Check each line of the records below for the word "minutes" and copy those where it appears.

● INFORMATION SHOWN
▼
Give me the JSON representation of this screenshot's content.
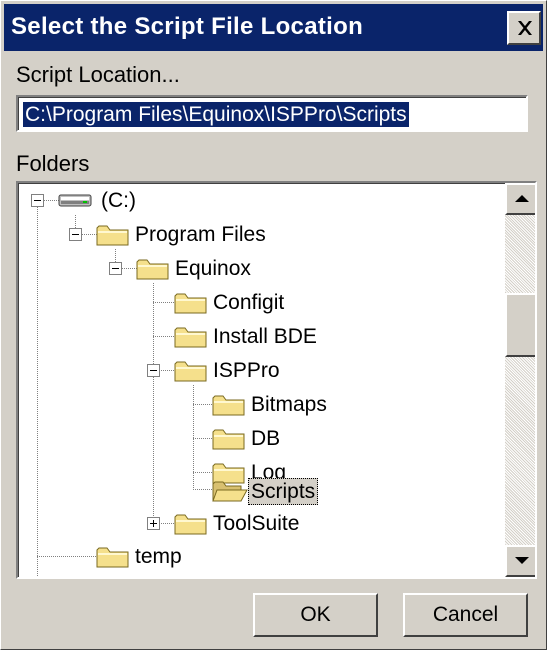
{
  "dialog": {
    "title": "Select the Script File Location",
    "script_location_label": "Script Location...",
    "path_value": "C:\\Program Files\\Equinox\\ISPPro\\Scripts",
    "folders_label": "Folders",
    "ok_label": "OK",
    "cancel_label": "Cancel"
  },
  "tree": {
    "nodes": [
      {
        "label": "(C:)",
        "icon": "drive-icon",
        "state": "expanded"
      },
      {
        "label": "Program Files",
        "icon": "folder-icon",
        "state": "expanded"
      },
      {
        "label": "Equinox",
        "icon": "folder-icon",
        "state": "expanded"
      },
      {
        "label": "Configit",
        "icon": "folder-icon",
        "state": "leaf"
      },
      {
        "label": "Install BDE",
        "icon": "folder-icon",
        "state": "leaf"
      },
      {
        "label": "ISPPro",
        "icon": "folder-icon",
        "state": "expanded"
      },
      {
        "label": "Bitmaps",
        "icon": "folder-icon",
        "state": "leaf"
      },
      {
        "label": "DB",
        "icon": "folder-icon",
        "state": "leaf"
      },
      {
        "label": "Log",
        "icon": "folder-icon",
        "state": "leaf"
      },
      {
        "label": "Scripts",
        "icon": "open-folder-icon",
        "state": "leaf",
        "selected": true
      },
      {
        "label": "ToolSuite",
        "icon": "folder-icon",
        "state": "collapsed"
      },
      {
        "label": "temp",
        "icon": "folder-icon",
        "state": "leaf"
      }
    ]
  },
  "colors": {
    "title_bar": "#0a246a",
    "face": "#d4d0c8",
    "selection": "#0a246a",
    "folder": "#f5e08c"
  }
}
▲
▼
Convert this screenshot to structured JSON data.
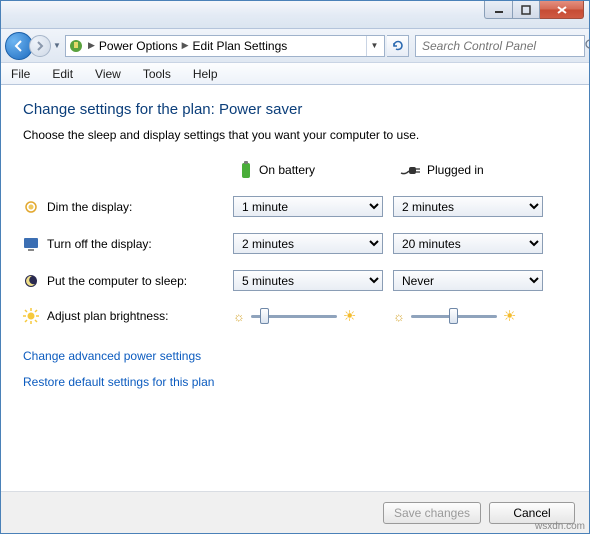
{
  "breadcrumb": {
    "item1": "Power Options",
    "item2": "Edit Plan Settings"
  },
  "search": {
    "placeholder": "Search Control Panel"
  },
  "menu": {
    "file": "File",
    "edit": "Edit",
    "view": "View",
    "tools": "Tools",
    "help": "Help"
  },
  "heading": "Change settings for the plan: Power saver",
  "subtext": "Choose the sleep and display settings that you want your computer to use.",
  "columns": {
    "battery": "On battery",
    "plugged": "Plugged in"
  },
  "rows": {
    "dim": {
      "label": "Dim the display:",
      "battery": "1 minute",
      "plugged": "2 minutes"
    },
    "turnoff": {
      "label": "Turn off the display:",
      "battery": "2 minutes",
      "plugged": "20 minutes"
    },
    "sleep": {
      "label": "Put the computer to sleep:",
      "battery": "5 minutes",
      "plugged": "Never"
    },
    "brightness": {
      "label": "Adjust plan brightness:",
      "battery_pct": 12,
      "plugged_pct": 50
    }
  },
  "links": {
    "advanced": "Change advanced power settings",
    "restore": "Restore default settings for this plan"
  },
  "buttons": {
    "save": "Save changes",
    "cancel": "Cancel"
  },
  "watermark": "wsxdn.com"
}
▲
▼
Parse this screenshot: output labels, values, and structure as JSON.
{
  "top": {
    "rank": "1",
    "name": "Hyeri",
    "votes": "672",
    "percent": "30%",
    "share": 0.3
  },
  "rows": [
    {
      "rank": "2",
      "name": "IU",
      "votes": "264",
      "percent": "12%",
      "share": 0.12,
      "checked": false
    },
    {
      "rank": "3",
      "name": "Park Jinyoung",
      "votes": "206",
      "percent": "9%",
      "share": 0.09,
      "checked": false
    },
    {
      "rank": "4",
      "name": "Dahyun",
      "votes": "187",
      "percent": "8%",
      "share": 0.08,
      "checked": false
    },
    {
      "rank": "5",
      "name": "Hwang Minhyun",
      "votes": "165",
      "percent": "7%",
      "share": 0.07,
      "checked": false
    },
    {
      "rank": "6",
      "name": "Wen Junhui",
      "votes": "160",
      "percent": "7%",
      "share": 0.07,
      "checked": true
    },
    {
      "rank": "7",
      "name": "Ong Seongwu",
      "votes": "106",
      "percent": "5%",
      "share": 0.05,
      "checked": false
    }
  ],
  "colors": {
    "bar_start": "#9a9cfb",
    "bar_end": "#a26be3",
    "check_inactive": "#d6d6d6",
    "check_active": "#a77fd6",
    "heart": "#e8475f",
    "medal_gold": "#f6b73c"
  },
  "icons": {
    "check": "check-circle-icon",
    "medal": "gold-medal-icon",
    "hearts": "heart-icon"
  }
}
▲
● ANSWER FOR THIS EXERCISE
      "plugged": "2 minutes"
      "battery": "2 minutes",
      "plugged": "20 minutes"
      "battery": "5 minutes",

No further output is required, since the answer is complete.